"That kids just wanting to interact with his caregiver around the sea having fish in it". The skillset Sarah and I are using is also a bit of a barrier, not many fishers want to be processing fish after a hard week out catching it. Fishing folk may be shy or uncomfortable in so much marketing process, putting themselves out in the media spotlight and in front of the public. I know I certainly struggle at times with the privacy changes we have had to make.
Karl says that he is still working on developing an automatic cage with machine learning that will select each and every fish captured.
However because this project is above his resources they have partnered with Niwa and the University of Canterbury, plus a few international entities of significant experience.
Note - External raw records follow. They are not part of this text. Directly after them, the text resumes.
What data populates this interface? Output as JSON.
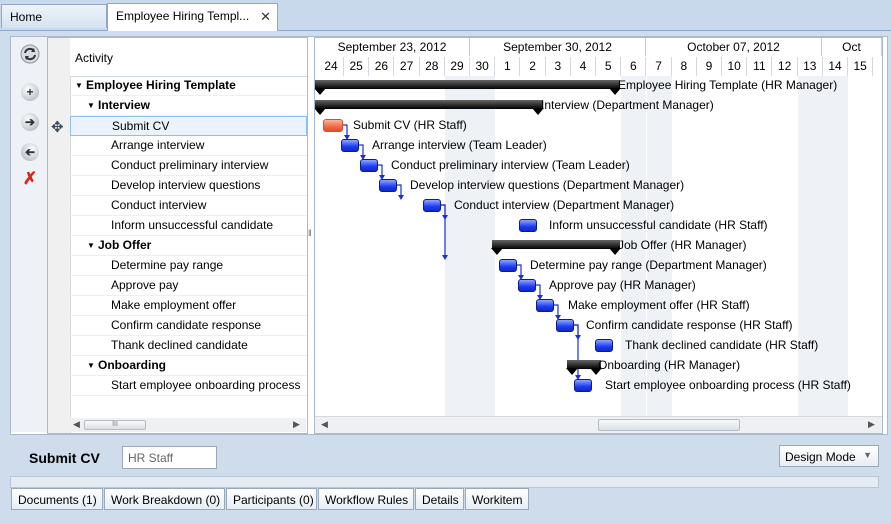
{
  "tabs": [
    {
      "label": "Home",
      "active": false
    },
    {
      "label": "Employee Hiring Templ...",
      "active": true,
      "close": "✕"
    }
  ],
  "toolbar": {
    "refresh_icon": "refresh-icon",
    "add_icon": "add-icon",
    "indent_icon": "indent-right-icon",
    "outdent_icon": "outdent-left-icon",
    "delete_icon": "delete-icon"
  },
  "grid": {
    "header": "Activity",
    "rows": [
      {
        "label": "Employee Hiring Template",
        "level": 0,
        "summary": true
      },
      {
        "label": "Interview",
        "level": 1,
        "summary": true
      },
      {
        "label": "Submit CV",
        "level": 2,
        "summary": false,
        "selected": true
      },
      {
        "label": "Arrange interview",
        "level": 2,
        "summary": false
      },
      {
        "label": "Conduct preliminary interview",
        "level": 2,
        "summary": false
      },
      {
        "label": "Develop interview questions",
        "level": 2,
        "summary": false
      },
      {
        "label": "Conduct interview",
        "level": 2,
        "summary": false
      },
      {
        "label": "Inform unsuccessful candidate",
        "level": 2,
        "summary": false
      },
      {
        "label": "Job Offer",
        "level": 1,
        "summary": true
      },
      {
        "label": "Determine pay range",
        "level": 2,
        "summary": false
      },
      {
        "label": "Approve pay",
        "level": 2,
        "summary": false
      },
      {
        "label": "Make employment offer",
        "level": 2,
        "summary": false
      },
      {
        "label": "Confirm candidate response",
        "level": 2,
        "summary": false
      },
      {
        "label": "Thank declined candidate",
        "level": 2,
        "summary": false
      },
      {
        "label": "Onboarding",
        "level": 1,
        "summary": true
      },
      {
        "label": "Start employee onboarding process",
        "level": 2,
        "summary": false
      }
    ],
    "scroll_mark": "III"
  },
  "gantt": {
    "weeks": [
      "September 23, 2012",
      "September 30, 2012",
      "October 07, 2012",
      "Oct"
    ],
    "days": [
      "24",
      "25",
      "26",
      "27",
      "28",
      "29",
      "30",
      "1",
      "2",
      "3",
      "4",
      "5",
      "6",
      "7",
      "8",
      "9",
      "10",
      "11",
      "12",
      "13",
      "14",
      "15",
      "1"
    ],
    "bars": [
      {
        "label": "Employee Hiring Template (HR Manager)",
        "type": "summary"
      },
      {
        "label": "Interview (Department Manager)",
        "type": "summary"
      },
      {
        "label": "Submit CV (HR Staff)",
        "type": "task",
        "color": "#f06a4a"
      },
      {
        "label": "Arrange interview (Team Leader)",
        "type": "task"
      },
      {
        "label": "Conduct preliminary interview (Team Leader)",
        "type": "task"
      },
      {
        "label": "Develop interview questions (Department Manager)",
        "type": "task"
      },
      {
        "label": "Conduct interview (Department Manager)",
        "type": "task"
      },
      {
        "label": "Inform unsuccessful candidate (HR Staff)",
        "type": "task"
      },
      {
        "label": "Job Offer (HR Manager)",
        "type": "summary"
      },
      {
        "label": "Determine pay range (Department Manager)",
        "type": "task"
      },
      {
        "label": "Approve pay (HR Manager)",
        "type": "task"
      },
      {
        "label": "Make employment offer (HR Staff)",
        "type": "task"
      },
      {
        "label": "Confirm candidate response (HR Staff)",
        "type": "task"
      },
      {
        "label": "Thank declined candidate (HR Staff)",
        "type": "task"
      },
      {
        "label": "Onboarding (HR Manager)",
        "type": "summary"
      },
      {
        "label": "Start employee onboarding process (HR Staff)",
        "type": "task"
      }
    ]
  },
  "details": {
    "title": "Submit CV",
    "participant_value": "HR Staff",
    "mode_selected": "Design Mode"
  },
  "bottom_tabs": [
    "Documents (1)",
    "Work Breakdown (0)",
    "Participants (0)",
    "Workflow Rules",
    "Details",
    "Workitem"
  ],
  "colors": {
    "task_bar": "#1c3bf0",
    "selected_task_bar": "#f06a4a",
    "summary_bar": "#000000",
    "weekend": "#eef1f6"
  }
}
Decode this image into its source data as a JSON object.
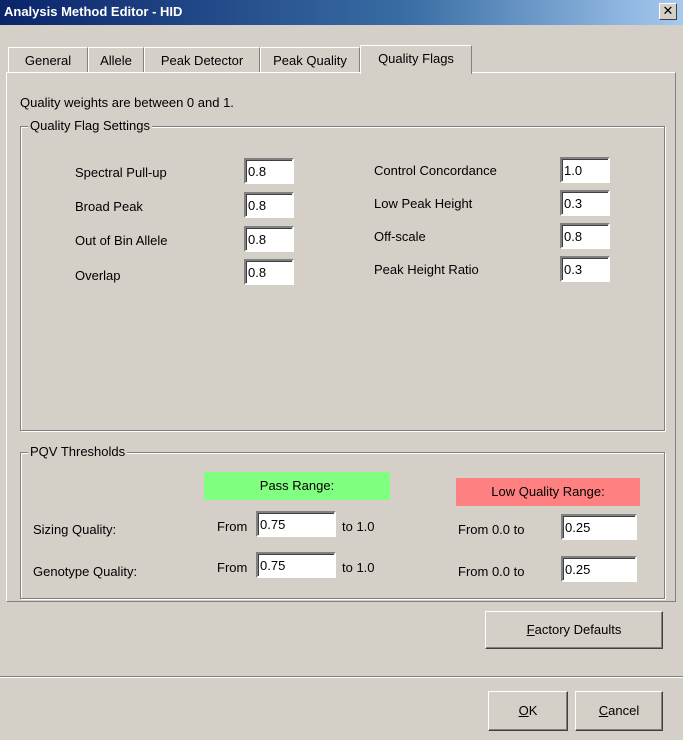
{
  "window": {
    "title": "Analysis Method Editor - HID",
    "close_glyph": "✕"
  },
  "tabs": [
    {
      "label": "General"
    },
    {
      "label": "Allele"
    },
    {
      "label": "Peak Detector"
    },
    {
      "label": "Peak Quality"
    },
    {
      "label": "Quality Flags",
      "active": true
    }
  ],
  "info": "Quality weights are between 0 and 1.",
  "quality_flags": {
    "legend": "Quality Flag Settings",
    "left": [
      {
        "label": "Spectral Pull-up",
        "value": "0.8"
      },
      {
        "label": "Broad Peak",
        "value": "0.8"
      },
      {
        "label": "Out of Bin Allele",
        "value": "0.8"
      },
      {
        "label": "Overlap",
        "value": "0.8"
      }
    ],
    "right": [
      {
        "label": "Control Concordance",
        "value": "1.0"
      },
      {
        "label": "Low Peak Height",
        "value": "0.3"
      },
      {
        "label": "Off-scale",
        "value": "0.8"
      },
      {
        "label": "Peak Height Ratio",
        "value": "0.3"
      }
    ]
  },
  "pqv": {
    "legend": "PQV Thresholds",
    "pass_range_label": "Pass Range:",
    "low_range_label": "Low Quality Range:",
    "pass_color": "#80ff80",
    "low_color": "#ff8080",
    "rows": [
      {
        "label": "Sizing Quality:",
        "from_label": "From",
        "from_value": "0.75",
        "to_label": "to 1.0",
        "low_label": "From 0.0 to",
        "low_value": "0.25"
      },
      {
        "label": "Genotype Quality:",
        "from_label": "From",
        "from_value": "0.75",
        "to_label": "to 1.0",
        "low_label": "From 0.0 to",
        "low_value": "0.25"
      }
    ]
  },
  "buttons": {
    "factory_defaults": {
      "label": "Factory Defaults",
      "mnemonic": "F",
      "rest": "actory Defaults"
    },
    "ok": {
      "label": "OK",
      "mnemonic": "O",
      "rest": "K"
    },
    "cancel": {
      "label": "Cancel",
      "mnemonic": "C",
      "rest": "ancel"
    }
  }
}
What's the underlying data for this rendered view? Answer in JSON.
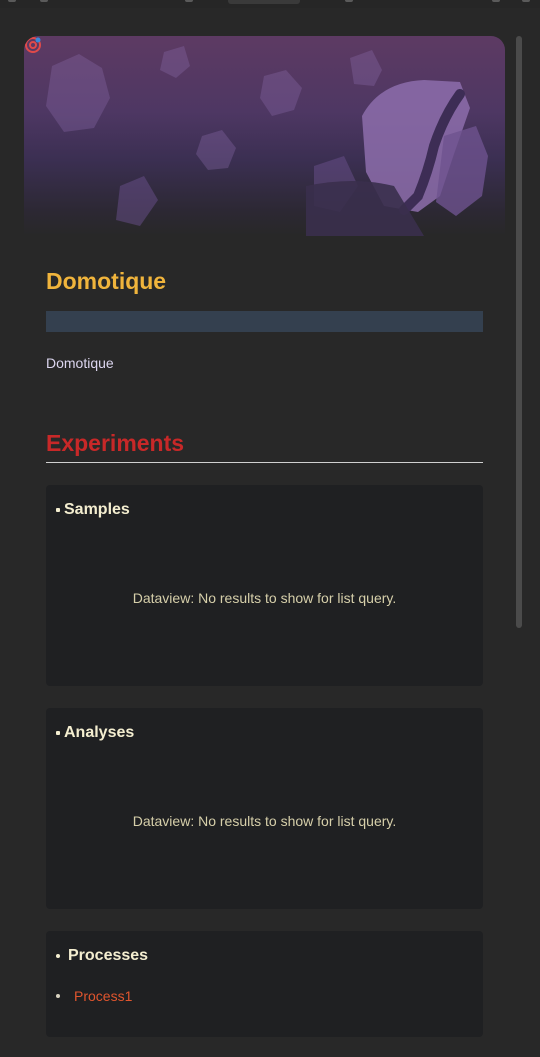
{
  "note": {
    "title": "Domotique",
    "subtitle": "Domotique"
  },
  "section": {
    "heading": "Experiments"
  },
  "cards": [
    {
      "title": "Samples",
      "message": "Dataview: No results to show for list query."
    },
    {
      "title": "Analyses",
      "message": "Dataview: No results to show for list query."
    },
    {
      "title": "Processes",
      "items": [
        "Process1"
      ]
    }
  ],
  "colors": {
    "title": "#f0b43c",
    "heading": "#c82828",
    "link": "#e0552e",
    "background": "#282828",
    "card": "#1f2022"
  },
  "icons": {
    "banner": "target-icon"
  }
}
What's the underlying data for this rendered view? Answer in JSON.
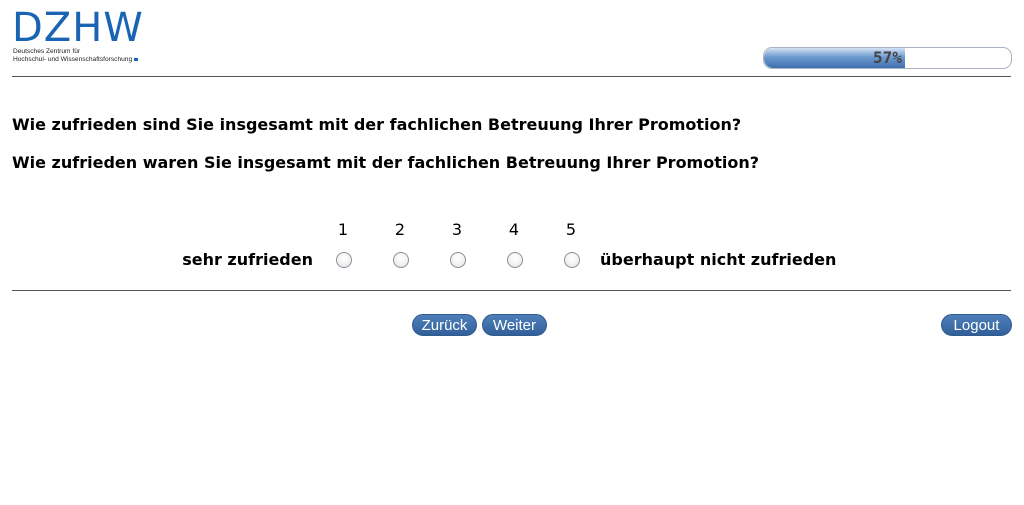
{
  "header": {
    "logo_text": "DZHW",
    "logo_subtitle_line1": "Deutsches Zentrum für",
    "logo_subtitle_line2": "Hochschul- und Wissenschaftsforschung",
    "brand_color": "#1a64b4"
  },
  "progress": {
    "value": 57,
    "label": "57%"
  },
  "questions": [
    "Wie zufrieden sind Sie insgesamt mit der fachlichen Betreuung Ihrer Promotion?",
    "Wie zufrieden waren Sie insgesamt mit der fachlichen Betreuung Ihrer Promotion?"
  ],
  "scale": {
    "left_label": "sehr zufrieden",
    "right_label": "überhaupt nicht zufrieden",
    "options": [
      "1",
      "2",
      "3",
      "4",
      "5"
    ],
    "selected": null
  },
  "buttons": {
    "back": "Zurück",
    "next": "Weiter",
    "logout": "Logout"
  },
  "colors": {
    "button": "#3f6fa9",
    "progress_fill": "#4f7fb8"
  }
}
The trial will demonstrate the release rates of juvenile snapper through the cage though.
Karl says that he’s been trying to encourage other fishing companies to take the cage on a couple of their boats. They say that they like idea but have not followed through.
They will certainly want the media kept out of it but they know I’m not ok with anything that’s hollow like that ‘Ocean Bounty’ stuff.
“It’s a weird place really - they can’t hate me but they also can’t invite me for a beer.”
I guess it really boils down to you New Zealand, how do you want your fish caught, where and what solutions can we as a nation come up with that honours all or as many as possible.
I certainly don’t see it as appropriate to tell any other fisher what should or should not be done. My wife and I are trying to respond to what we perceive as a wholesome way forward for our fishery, but at the end of the day we prefer those actions to be seen as an offering of options.
I believe that our best outcomes will evolve when industry is vigorously transparent, the public are well informed, policy makers are accurate and nimble, but most importantly when moral guardianship over the people’s commons is protected by independent and unbiased evidence based best practice.
Sales Manager: Graham Carter P: 07 8551833 M: 021 02600437 E:
W: www.fishingoutdoors.org P.O. Box 10580, Te Rapa, Hamilton 3240 Facebook